A senior Railways official said "Every day we run nearly 15,000 operations. In comparison, the rate of failure of breathalyser test is negligible...However, I agree that one train carries 1000 to 1200 people, so even one train accident can cause a disaster."
Why this trend?

Why?Why this trend?

Authorities said high stress levels were primarily to be blamed for the rise of drunk driving among Indian Railways' loco-pilots.

Former loco-pilots said that lack of ventilation and air-conditioning makes travelling in the drivers' cabin extremely uncomfortable. They said the alcohol helps them sleep.

In addition, drivers are dissatisfied with the pay scale.

There is also a crippling shortage of loco-drivers, leading to overwork.

Huge pressure on drivers

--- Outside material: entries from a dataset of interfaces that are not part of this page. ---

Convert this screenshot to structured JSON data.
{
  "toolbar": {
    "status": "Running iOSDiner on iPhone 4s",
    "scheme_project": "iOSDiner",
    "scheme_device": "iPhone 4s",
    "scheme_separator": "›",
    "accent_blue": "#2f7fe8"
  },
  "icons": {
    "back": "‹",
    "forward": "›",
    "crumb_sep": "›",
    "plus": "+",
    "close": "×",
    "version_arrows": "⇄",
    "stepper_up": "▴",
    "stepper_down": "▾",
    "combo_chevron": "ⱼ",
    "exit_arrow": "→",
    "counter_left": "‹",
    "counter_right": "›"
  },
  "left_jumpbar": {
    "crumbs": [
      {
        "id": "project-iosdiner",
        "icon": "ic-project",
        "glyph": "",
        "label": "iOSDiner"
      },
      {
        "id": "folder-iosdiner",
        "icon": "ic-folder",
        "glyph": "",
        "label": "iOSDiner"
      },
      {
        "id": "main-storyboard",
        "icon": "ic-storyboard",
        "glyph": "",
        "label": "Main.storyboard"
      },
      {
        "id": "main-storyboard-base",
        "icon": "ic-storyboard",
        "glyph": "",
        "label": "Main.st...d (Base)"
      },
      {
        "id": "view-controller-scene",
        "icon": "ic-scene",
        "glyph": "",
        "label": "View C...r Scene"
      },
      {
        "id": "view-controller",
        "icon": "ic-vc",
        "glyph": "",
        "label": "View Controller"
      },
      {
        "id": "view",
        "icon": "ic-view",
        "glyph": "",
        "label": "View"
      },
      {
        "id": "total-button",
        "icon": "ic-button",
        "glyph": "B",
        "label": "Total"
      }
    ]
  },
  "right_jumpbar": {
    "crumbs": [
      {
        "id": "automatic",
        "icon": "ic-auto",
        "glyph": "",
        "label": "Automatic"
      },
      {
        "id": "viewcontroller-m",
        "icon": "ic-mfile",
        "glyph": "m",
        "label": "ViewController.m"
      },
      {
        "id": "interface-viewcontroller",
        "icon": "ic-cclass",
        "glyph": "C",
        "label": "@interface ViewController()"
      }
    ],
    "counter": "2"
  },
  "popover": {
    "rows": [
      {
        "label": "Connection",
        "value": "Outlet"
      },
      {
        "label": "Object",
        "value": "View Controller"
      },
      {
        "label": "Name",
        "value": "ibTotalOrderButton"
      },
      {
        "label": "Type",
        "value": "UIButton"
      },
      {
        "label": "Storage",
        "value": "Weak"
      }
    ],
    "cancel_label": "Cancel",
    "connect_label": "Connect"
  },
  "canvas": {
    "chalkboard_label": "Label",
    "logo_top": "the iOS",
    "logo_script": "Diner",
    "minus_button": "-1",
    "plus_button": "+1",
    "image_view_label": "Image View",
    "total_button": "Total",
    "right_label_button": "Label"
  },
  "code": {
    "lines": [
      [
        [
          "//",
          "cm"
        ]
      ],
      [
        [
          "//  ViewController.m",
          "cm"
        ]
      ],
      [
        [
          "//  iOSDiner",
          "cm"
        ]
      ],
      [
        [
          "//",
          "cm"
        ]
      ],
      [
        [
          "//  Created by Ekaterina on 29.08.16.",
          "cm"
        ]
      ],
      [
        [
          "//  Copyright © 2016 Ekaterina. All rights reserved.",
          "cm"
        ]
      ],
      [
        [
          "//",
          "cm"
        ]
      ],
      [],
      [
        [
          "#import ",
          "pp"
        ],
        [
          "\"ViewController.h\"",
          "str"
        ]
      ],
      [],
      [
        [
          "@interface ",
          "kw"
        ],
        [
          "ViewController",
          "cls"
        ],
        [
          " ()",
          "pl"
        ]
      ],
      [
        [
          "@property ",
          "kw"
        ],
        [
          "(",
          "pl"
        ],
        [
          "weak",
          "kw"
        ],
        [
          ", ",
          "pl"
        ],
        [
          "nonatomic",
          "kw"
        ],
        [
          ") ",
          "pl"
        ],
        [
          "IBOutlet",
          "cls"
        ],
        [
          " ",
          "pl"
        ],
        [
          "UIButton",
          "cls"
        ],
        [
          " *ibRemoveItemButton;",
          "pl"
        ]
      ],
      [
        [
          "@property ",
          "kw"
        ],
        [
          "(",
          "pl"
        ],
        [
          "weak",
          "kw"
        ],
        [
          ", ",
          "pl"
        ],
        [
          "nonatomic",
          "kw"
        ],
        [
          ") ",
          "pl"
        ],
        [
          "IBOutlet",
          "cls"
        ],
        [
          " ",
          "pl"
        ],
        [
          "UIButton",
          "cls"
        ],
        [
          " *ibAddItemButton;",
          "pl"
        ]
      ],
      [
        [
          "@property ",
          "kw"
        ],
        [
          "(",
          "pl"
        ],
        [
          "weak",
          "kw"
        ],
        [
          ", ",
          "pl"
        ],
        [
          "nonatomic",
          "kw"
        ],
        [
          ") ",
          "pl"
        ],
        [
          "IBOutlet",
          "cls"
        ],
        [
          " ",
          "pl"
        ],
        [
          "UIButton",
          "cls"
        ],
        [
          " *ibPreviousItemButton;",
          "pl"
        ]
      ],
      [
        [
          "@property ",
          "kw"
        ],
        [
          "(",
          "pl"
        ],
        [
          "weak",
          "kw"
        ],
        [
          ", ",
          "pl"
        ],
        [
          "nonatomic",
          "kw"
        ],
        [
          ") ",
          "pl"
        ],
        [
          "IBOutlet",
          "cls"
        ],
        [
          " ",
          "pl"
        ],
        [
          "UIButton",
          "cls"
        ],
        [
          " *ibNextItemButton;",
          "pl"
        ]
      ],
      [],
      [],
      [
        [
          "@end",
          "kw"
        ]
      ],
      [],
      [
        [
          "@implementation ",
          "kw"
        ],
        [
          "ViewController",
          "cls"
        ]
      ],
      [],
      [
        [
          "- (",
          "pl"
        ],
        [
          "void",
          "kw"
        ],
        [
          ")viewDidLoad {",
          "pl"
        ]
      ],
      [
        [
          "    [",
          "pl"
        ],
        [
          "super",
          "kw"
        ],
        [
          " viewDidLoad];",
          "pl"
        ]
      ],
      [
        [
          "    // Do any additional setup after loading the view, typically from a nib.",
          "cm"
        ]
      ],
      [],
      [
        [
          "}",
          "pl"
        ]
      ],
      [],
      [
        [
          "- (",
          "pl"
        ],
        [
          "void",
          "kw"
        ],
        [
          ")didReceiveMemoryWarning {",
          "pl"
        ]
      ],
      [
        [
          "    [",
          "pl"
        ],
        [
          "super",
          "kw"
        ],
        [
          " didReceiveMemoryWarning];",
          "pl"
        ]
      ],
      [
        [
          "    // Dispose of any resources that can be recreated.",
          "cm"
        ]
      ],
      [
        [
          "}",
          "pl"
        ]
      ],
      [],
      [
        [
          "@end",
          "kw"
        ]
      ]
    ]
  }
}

A driver of an interstate train, said "We don't get good sleep in railway retiring rooms as most of them are close to stations. Pay scale is highly unsatisfactory. In case of any incident, everyone finds faults with drivers. All these result in huge pressure."